The Flame Holds Celebration and Remembrance
The flame also holds festivals, celebrations, and remembrance. The sacred lighting of the candles during Hanukah reminds those of the Jewish culture to remember to have faith and that they are in the presence of God. The flame holds belief and conviction and reminds them of the triumph of good over evil in every wick lit during each night of the “Festival of Lights.” The belief is that so long as the candle burned, safety would abound. Another festival of lights, the Indian celebration of Diwali, is a five-day celebration of the power of light over darkness. It marks a time of wishes for the coming year. On Diwali night, candles are lit throughout the home and community to represent the power of light and floating candles are sent out on the water to Lakshmi, goddess of wealth and prosperity.
The Flame Is Symbolic
The flame also holds sombre and sacred meaning for those of the Catholic faith. A candle is lit at the beginning of each mass to represent the illumination of Christ. The flame is symbolic of unity in the marriage ceremony, two lighting their separate candles and then bringing them together to form one perfect union of souls. Candles are used in every festival and ritual the Church performs. It is also used in the rituals led by individuals, such as lighting a candle and watching the flame while praying, imbuing fire of the heart for the person who is the subject of the prayer.
The Flame Represents Home
Finally, there is the tradition of putting a candle in the window which dates back to colonial times.
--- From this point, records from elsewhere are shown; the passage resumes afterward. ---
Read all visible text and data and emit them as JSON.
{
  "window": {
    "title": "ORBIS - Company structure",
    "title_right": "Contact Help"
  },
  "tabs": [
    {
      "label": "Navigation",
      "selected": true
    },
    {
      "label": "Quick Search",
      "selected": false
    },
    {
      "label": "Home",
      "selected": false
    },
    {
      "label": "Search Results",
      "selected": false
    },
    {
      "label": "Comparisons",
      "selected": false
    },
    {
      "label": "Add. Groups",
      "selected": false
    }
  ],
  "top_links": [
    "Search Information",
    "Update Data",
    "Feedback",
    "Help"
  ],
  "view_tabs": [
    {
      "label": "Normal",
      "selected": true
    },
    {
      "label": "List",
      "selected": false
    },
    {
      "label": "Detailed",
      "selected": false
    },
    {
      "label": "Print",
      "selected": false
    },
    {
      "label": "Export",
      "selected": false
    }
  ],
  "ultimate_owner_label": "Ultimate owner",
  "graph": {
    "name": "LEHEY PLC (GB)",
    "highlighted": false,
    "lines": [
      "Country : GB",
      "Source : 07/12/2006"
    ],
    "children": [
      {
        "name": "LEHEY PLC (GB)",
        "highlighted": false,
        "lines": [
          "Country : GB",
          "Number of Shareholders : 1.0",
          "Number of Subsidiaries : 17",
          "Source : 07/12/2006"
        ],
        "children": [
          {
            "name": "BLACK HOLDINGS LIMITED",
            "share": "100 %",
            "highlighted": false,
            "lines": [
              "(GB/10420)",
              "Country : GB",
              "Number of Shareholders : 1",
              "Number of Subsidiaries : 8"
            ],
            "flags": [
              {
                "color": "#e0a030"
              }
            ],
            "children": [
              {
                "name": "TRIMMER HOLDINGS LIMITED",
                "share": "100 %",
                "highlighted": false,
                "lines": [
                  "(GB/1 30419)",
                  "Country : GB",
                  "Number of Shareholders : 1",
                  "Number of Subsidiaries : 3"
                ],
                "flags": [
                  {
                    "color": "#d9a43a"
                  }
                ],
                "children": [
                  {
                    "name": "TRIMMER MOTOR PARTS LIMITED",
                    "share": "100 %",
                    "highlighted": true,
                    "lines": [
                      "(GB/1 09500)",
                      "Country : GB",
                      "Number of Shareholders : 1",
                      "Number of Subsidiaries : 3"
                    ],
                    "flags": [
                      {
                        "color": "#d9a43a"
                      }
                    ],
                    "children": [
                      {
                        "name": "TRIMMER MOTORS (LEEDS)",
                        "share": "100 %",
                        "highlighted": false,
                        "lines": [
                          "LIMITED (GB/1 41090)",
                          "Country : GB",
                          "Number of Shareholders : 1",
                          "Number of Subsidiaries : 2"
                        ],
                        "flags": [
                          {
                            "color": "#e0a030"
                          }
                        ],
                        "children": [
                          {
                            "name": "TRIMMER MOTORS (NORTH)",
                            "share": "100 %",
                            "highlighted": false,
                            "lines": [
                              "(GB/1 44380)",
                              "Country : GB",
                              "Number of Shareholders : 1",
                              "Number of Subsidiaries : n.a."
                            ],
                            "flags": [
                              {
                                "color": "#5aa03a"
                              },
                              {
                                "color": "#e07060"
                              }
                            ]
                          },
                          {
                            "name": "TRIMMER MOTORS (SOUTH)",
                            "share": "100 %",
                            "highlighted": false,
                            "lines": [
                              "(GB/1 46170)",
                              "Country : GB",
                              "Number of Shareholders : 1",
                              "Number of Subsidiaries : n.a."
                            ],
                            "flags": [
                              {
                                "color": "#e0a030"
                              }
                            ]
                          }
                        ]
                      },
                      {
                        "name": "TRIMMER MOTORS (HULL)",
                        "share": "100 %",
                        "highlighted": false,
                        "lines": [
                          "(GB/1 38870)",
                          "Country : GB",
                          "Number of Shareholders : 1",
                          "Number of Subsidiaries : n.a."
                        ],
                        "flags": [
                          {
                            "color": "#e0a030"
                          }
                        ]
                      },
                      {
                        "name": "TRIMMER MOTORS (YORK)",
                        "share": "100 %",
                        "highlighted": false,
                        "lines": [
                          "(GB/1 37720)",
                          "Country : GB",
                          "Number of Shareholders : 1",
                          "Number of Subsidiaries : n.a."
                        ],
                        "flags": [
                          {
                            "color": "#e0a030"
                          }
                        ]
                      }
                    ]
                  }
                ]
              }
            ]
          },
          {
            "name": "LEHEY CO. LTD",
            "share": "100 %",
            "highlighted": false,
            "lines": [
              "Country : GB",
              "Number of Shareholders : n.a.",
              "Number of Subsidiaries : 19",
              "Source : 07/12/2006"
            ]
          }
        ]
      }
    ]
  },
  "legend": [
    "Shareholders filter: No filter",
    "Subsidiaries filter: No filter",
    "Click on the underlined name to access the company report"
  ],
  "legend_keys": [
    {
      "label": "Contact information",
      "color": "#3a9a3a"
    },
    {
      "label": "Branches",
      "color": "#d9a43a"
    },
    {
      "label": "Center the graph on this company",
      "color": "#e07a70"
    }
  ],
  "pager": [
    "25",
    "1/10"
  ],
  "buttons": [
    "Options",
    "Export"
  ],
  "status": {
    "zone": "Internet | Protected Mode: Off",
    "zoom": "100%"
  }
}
It was a one-part prayer that a special someone far away would return home safely and one part a sign that someone was waiting for them and ready to welcome them home. The flame represented home. It’s no wonder then, that when we are far away from home, the sight of a burning flame brings us back to home no matter where we are, and quells the nostalgia and homesickness, bringing us peace and tranquillity.